Sepsis-induced acute respiratory distress syndrome (ARDS) has high morbidity and mortality and arises after lung infection or infection at extrapulmonary sites. An aberrant host response to infection leads to disruption of the pulmonary alveolar-capillary barrier, resulting in lung injury characterized by hypoxemia, inflammation, and noncardiogenic pulmonary edema. Despite increased understanding of the molecular biology underlying sepsis-induced ARDS, there are no targeted pharmacologic therapies for this devastating condition.
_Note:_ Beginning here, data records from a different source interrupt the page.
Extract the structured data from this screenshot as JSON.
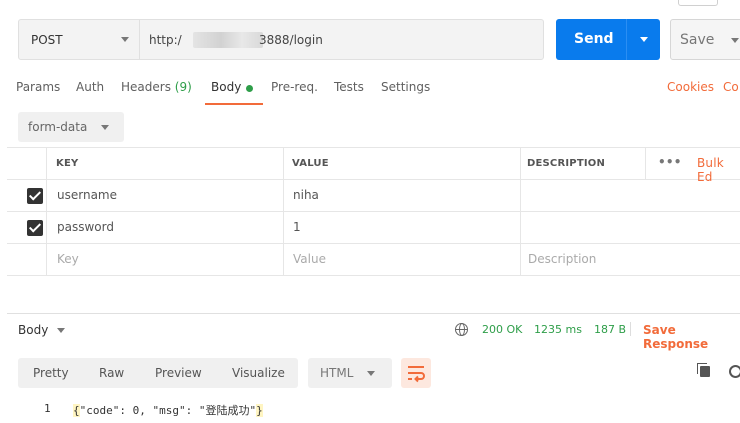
{
  "request": {
    "method": "POST",
    "url_prefix": "http:/",
    "url_suffix": "3888/login",
    "send_label": "Send",
    "save_label": "Save"
  },
  "tabs": {
    "params": "Params",
    "auth": "Auth",
    "headers": "Headers",
    "headers_count": "(9)",
    "body": "Body",
    "prereq": "Pre-req.",
    "tests": "Tests",
    "settings": "Settings",
    "cookies": "Cookies",
    "code": "Co"
  },
  "body_mode": {
    "selected": "form-data"
  },
  "table": {
    "headers": {
      "key": "KEY",
      "value": "VALUE",
      "description": "DESCRIPTION",
      "more": "•••",
      "bulk_edit": "Bulk Ed"
    },
    "rows": [
      {
        "key": "username",
        "value": "niha",
        "checked": true
      },
      {
        "key": "password",
        "value": "1",
        "checked": true
      }
    ],
    "placeholder": {
      "key": "Key",
      "value": "Value",
      "description": "Description"
    }
  },
  "response": {
    "title": "Body",
    "status": "200 OK",
    "time": "1235 ms",
    "size": "187 B",
    "save_response": "Save Response",
    "view_tabs": [
      "Pretty",
      "Raw",
      "Preview",
      "Visualize"
    ],
    "format": "HTML",
    "line_number": "1",
    "code_open": "{",
    "code_body": "\"code\": 0, \"msg\": \"登陆成功\"",
    "code_close": "}"
  },
  "colors": {
    "accent": "#097bed",
    "orange": "#f26b3a",
    "success": "#2e9e49"
  },
  "icons": [
    "chevron-down-icon",
    "check-icon",
    "globe-icon",
    "wrap-icon",
    "copy-icon",
    "search-icon"
  ]
}
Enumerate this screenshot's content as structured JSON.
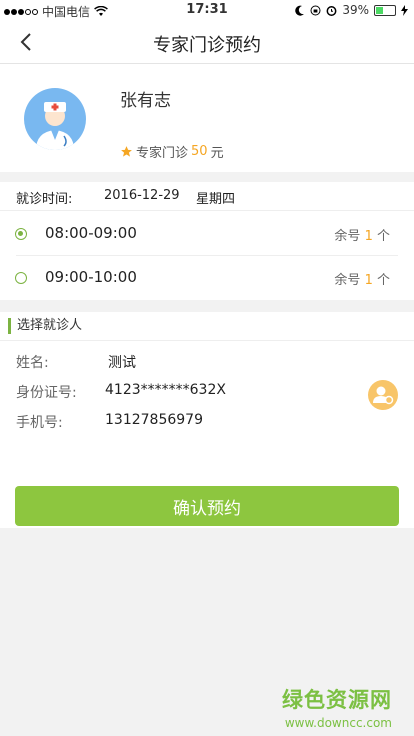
{
  "status_bar": {
    "carrier": "中国电信",
    "time": "17:31",
    "battery": "39%",
    "battery_level": 0.39
  },
  "nav": {
    "title": "专家门诊预约",
    "back_icon": "chevron-left-icon"
  },
  "doctor": {
    "name": "张有志",
    "fee_label": "专家门诊",
    "fee_amount": "50",
    "fee_unit": "元",
    "star_color": "#f5a623"
  },
  "visit": {
    "label": "就诊时间:",
    "date": "2016-12-29",
    "weekday": "星期四"
  },
  "slots": [
    {
      "time": "08:00-09:00",
      "remain_label": "余号",
      "remain_count": "1",
      "remain_unit": "个",
      "selected": true
    },
    {
      "time": "09:00-10:00",
      "remain_label": "余号",
      "remain_count": "1",
      "remain_unit": "个",
      "selected": false
    }
  ],
  "patient": {
    "section_title": "选择就诊人",
    "name_label": "姓名:",
    "name_value": "测试",
    "id_label": "身份证号:",
    "id_value": "4123*******632X",
    "phone_label": "手机号:",
    "phone_value": "13127856979",
    "contact_icon": "contact-card-icon"
  },
  "confirm_button": {
    "label": "确认预约"
  },
  "watermark": {
    "title": "绿色资源网",
    "url": "www.downcc.com"
  },
  "colors": {
    "accent": "#8dc63f",
    "highlight": "#f5a623"
  }
}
Here, we review the molecular underpinnings of sepsis-induced ARDS with a focus on relevant clinical and translational studies that point toward novel therapeutic strategies.
Joshua A. Englert, Christopher Bobba, Rebecca M. Baron
Pathogenesis of sepsis-induced ARDS.